I used PollyScale colors for the entire aircraft. I painted the undersides with a darkened shade of USN gray, then filled in the panel lines with the un-shaded color. Masking off the undersides, I followed up on the top with USN med. blue, using the same technique of darkening the paint a bit for pre-shading.
I can say I was not real jazzed up with Revell’s choice of decals for this re-release. For some reason, they chose to model an aircraft who had been repainted several times, and the stars had multiple shades of blue “painted” around them. With no explanation of why they were this way, I thought at first that it was a mis-print.

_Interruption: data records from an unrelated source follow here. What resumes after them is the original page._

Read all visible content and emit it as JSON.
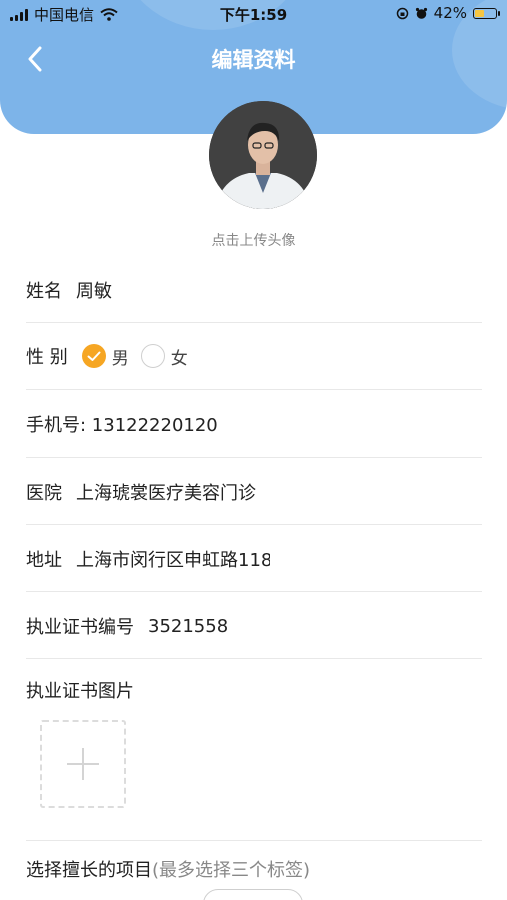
{
  "status_bar": {
    "carrier": "中国电信",
    "time": "下午1:59",
    "battery": "42%",
    "battery_level": 0.42
  },
  "header": {
    "title": "编辑资料",
    "back_icon": "chevron-left-icon",
    "background_color": "#7db4e9"
  },
  "avatar": {
    "hint": "点击上传头像"
  },
  "form": {
    "name": {
      "label": "姓名",
      "value": "周敏"
    },
    "gender": {
      "label": "性 别",
      "options": [
        "男",
        "女"
      ],
      "selected": "男"
    },
    "phone": {
      "label": "手机号: 13122220120"
    },
    "hospital": {
      "label": "医院",
      "value": "上海琥裳医疗美容门诊"
    },
    "address": {
      "label": "地址",
      "value": "上海市闵行区申虹路118"
    },
    "license_no": {
      "label": "执业证书编号",
      "value": "3521558"
    },
    "license_image": {
      "label": "执业证书图片"
    },
    "specialty": {
      "label": "选择擅长的项目",
      "hint": "(最多选择三个标签)"
    }
  },
  "accent_color": "#f6a623"
}
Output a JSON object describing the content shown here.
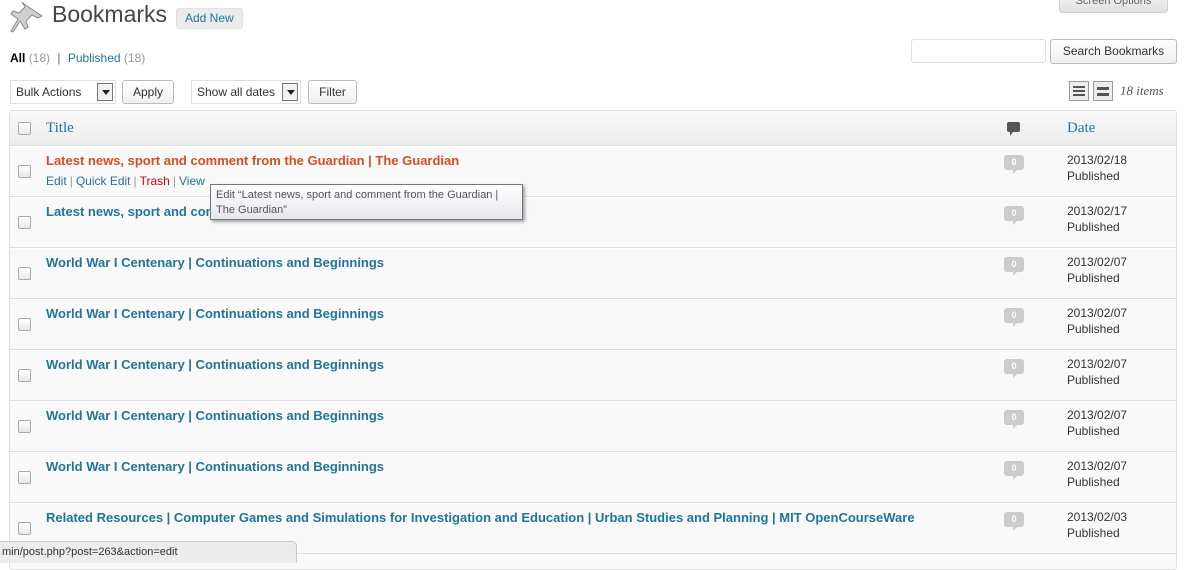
{
  "header": {
    "title": "Bookmarks",
    "add_new": "Add New",
    "screen_options": "Screen Options"
  },
  "filters": {
    "all_label": "All",
    "all_count": "(18)",
    "separator": "|",
    "published_label": "Published",
    "published_count": "(18)"
  },
  "search": {
    "value": "",
    "button": "Search Bookmarks"
  },
  "tablenav": {
    "bulk_actions": "Bulk Actions",
    "apply": "Apply",
    "dates": "Show all dates",
    "filter": "Filter",
    "items_count": "18 items"
  },
  "table": {
    "columns": {
      "title": "Title",
      "date": "Date"
    },
    "rows": [
      {
        "title": "Latest news, sport and comment from the Guardian | The Guardian",
        "comments": "0",
        "date": "2013/02/18",
        "status": "Published"
      },
      {
        "title": "Latest news, sport and comment from the Guardian | The Guardian",
        "comments": "0",
        "date": "2013/02/17",
        "status": "Published"
      },
      {
        "title": "World War I Centenary | Continuations and Beginnings",
        "comments": "0",
        "date": "2013/02/07",
        "status": "Published"
      },
      {
        "title": "World War I Centenary | Continuations and Beginnings",
        "comments": "0",
        "date": "2013/02/07",
        "status": "Published"
      },
      {
        "title": "World War I Centenary | Continuations and Beginnings",
        "comments": "0",
        "date": "2013/02/07",
        "status": "Published"
      },
      {
        "title": "World War I Centenary | Continuations and Beginnings",
        "comments": "0",
        "date": "2013/02/07",
        "status": "Published"
      },
      {
        "title": "World War I Centenary | Continuations and Beginnings",
        "comments": "0",
        "date": "2013/02/07",
        "status": "Published"
      },
      {
        "title": "Related Resources | Computer Games and Simulations for Investigation and Education | Urban Studies and Planning | MIT OpenCourseWare",
        "comments": "0",
        "date": "2013/02/03",
        "status": "Published"
      }
    ]
  },
  "row_actions": {
    "edit": "Edit",
    "quick_edit": "Quick Edit",
    "trash": "Trash",
    "view": "View",
    "sep": "|"
  },
  "tooltip": {
    "text": "Edit “Latest news, sport and comment from the Guardian | The Guardian”"
  },
  "status_bar": {
    "url": "min/post.php?post=263&action=edit"
  },
  "colors": {
    "link": "#21759b",
    "link_hover": "#d54e21",
    "trash": "#bc0b0b"
  }
}
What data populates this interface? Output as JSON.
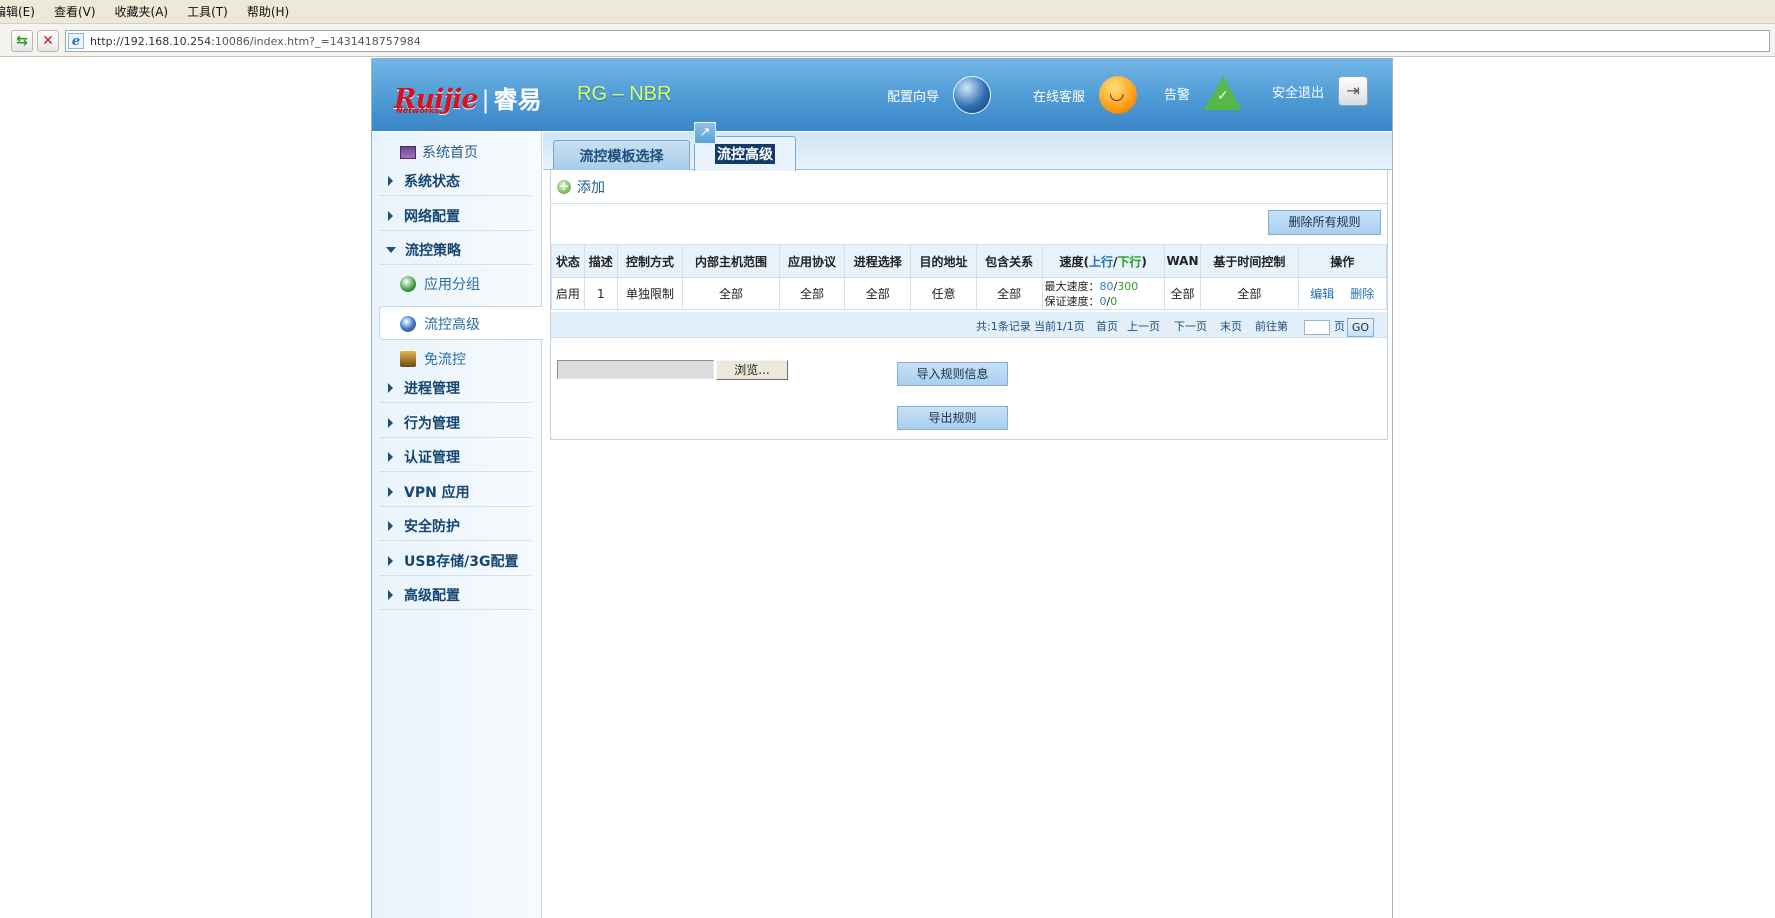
{
  "browser": {
    "menu": [
      "编辑(E)",
      "查看(V)",
      "收藏夹(A)",
      "工具(T)",
      "帮助(H)"
    ],
    "url_host": "http://192.168.10.254:",
    "url_rest": "10086/index.htm?_=1431418757984"
  },
  "header": {
    "logo_ruijie": "Ruijie",
    "logo_cn": "睿易",
    "logo_sub": "Networks",
    "model": "RG – NBR",
    "wizard_label": "配置向导",
    "service_label": "在线客服",
    "alarm_label": "告警",
    "logout_label": "安全退出"
  },
  "sidebar": {
    "home": "系统首页",
    "categories": {
      "system_status": "系统状态",
      "network_config": "网络配置",
      "flow_policy": "流控策略",
      "process_mgmt": "进程管理",
      "behavior_mgmt": "行为管理",
      "auth_mgmt": "认证管理",
      "vpn": "VPN 应用",
      "security": "安全防护",
      "usb": "USB存储/3G配置",
      "advanced": "高级配置"
    },
    "sub_items": {
      "app_group": "应用分组",
      "flow_advanced": "流控高级",
      "no_flow": "免流控"
    }
  },
  "main": {
    "tabs": {
      "template": "流控模板选择",
      "advanced": "流控高级"
    },
    "add_label": "添加",
    "delete_all_label": "删除所有规则",
    "table": {
      "headers": {
        "status": "状态",
        "desc": "描述",
        "control": "控制方式",
        "hosts": "内部主机范围",
        "protocol": "应用协议",
        "process": "进程选择",
        "dest": "目的地址",
        "include": "包含关系",
        "speed_prefix": "速度(",
        "speed_up": "上行",
        "speed_slash": "/",
        "speed_down": "下行",
        "speed_suffix": ")",
        "wan": "WAN",
        "time": "基于时间控制",
        "ops": "操作"
      },
      "rows": [
        {
          "status": "启用",
          "desc": "1",
          "control": "单独限制",
          "hosts": "全部",
          "protocol": "全部",
          "process": "全部",
          "dest": "任意",
          "include": "全部",
          "max_label": "最大速度：",
          "max_up": "80",
          "max_down": "300",
          "guar_label": "保证速度：",
          "guar_up": "0",
          "guar_down": "0",
          "wan": "全部",
          "time": "全部",
          "edit": "编辑",
          "delete": "删除"
        }
      ]
    },
    "pager": {
      "total": "共:1条记录",
      "current": "当前1/1页",
      "first": "首页",
      "prev": "上一页",
      "next": "下一页",
      "last": "末页",
      "goto_prefix": "前往第",
      "goto_suffix": "页",
      "go": "GO"
    },
    "browse_label": "浏览...",
    "import_label": "导入规则信息",
    "export_label": "导出规则"
  }
}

Turns out it wasn’t, but for all the markings that could’ve been provided for this aircraft, I thought the choice was a bit too obscure and just kinda goofy looking. So I did what any good modeler would do- I got another set of decals.
Superscale’s Decal set No. 48-842 modeled two aircraft, both SBD-3s. The one I really liked had the markings from VS-41 that flew from the USS Ranger during Operation Torch. The stars had a huge yellow circle around the blue, which I thought would look really cool.

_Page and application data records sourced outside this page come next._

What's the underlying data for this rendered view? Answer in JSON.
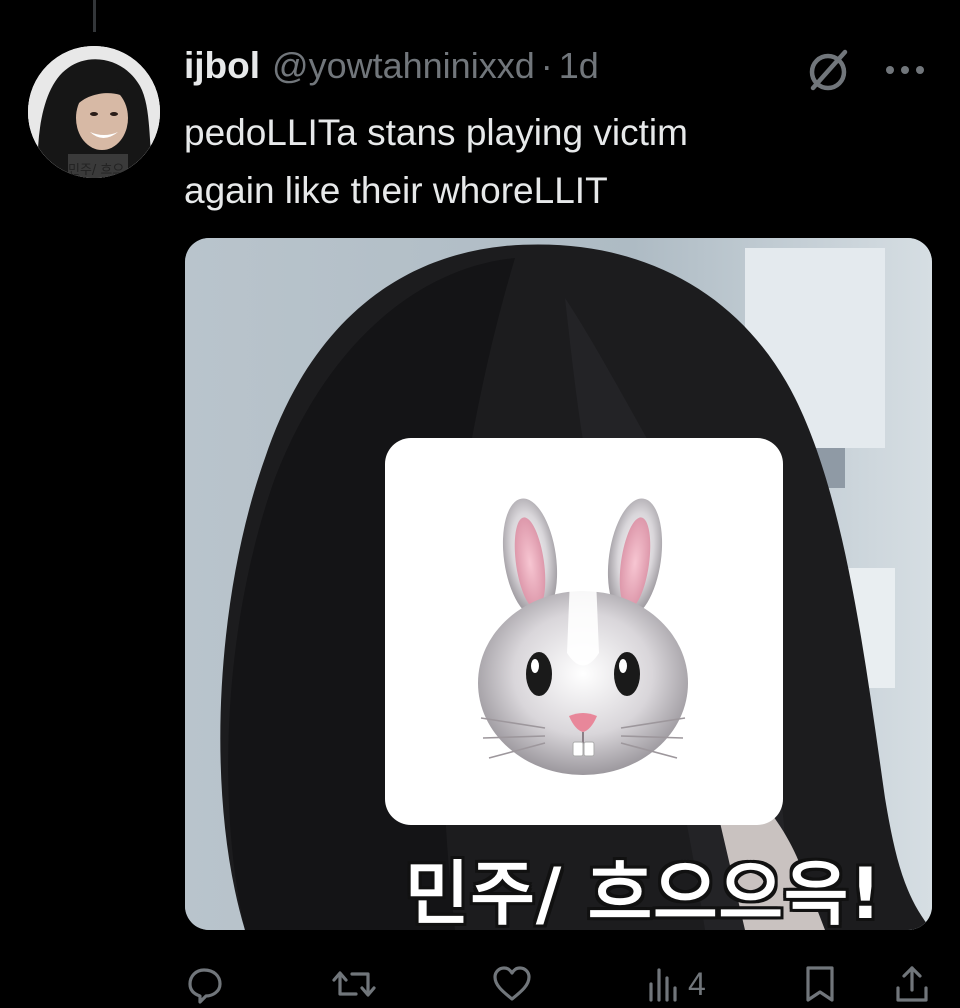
{
  "tweet": {
    "display_name": "ijbol",
    "handle": "@yowtahninixxd",
    "separator": "·",
    "time": "1d",
    "text_lines": [
      "pedoLLITa stans playing victim",
      "again like their whoreLLIT"
    ]
  },
  "avatar": {
    "caption": "민주/ 흐으"
  },
  "media": {
    "subtitle": "민주/ 흐으으윽!",
    "sticker_icon": "rabbit-face-icon"
  },
  "actions": {
    "reply_icon": "reply-icon",
    "repost_icon": "repost-icon",
    "like_icon": "like-icon",
    "views_icon": "views-icon",
    "views_count": "4",
    "bookmark_icon": "bookmark-icon",
    "share_icon": "share-icon"
  },
  "colors": {
    "background": "#000000",
    "text": "#e7e9ea",
    "muted": "#71767b"
  }
}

The decals worked out good for the most part. They reacted a bit to much to PollyScale Decal Softener, leaving some wrinkling, but nothing too terrible. The biggest problem was that the decals for the fuselage were a bit oversized. Though they were supposed to wrap under the bottom a bit, I can only guess that the scale of the Revell kit is a bit undersized, because it was quite struggle getting them on. They look a bit exaggerated. Still, they settled nicely and I’m happy with them.
After applying PollyScale Flat to take the shine of the Future coats I applied, I gave the plane a few minutes to dry.
All in all, I thoroughly enjoyed the build. I even left on the raised copyright lettering. This build wasn’t about accuracy, it was about fun. And remembering a simpler time. And it worked, because once the PS Flat dried…….
I quietly reconned the kitchen table, where my son sat unknowingly, building a HobbyBoss 1/72 Bf-109E…..
The -109 just sat there, waiting for the orders about it’s next mission. The pilot leaned against its side, lazily passing the day away.
From high above, a speck passed over. A sharp eye looked down.
“Caught him napping. Last nap he’ll have.” The Allied pilot pushed the stick over, the engine growing louder as he plunged into his dive, like a hawk stalking a rodent lazily eating a piece of cheese.
The Axis pilot heard an approaching engine. Too late, he looked up, into the sun. He squinted to make out the source of the droning buzz, diving towards him. He thought he caught a glimpse of red dive brakes (with 265 freaking holes in them, he noticed), and then, the last thought that passed through his Axis mind was a horrible realization…. “Did I just see a bomb swing away in a lazy arc towards me in a semi-realistic manner from the bomb cradle and arm?” Yes, you most assuredly did, Mr. Axis pilot man! Say goodnight Gracie!
Score one more for the Allies and the SBD!
Now, don’t mind me, I’m happily buzzing off into the sunset. 😀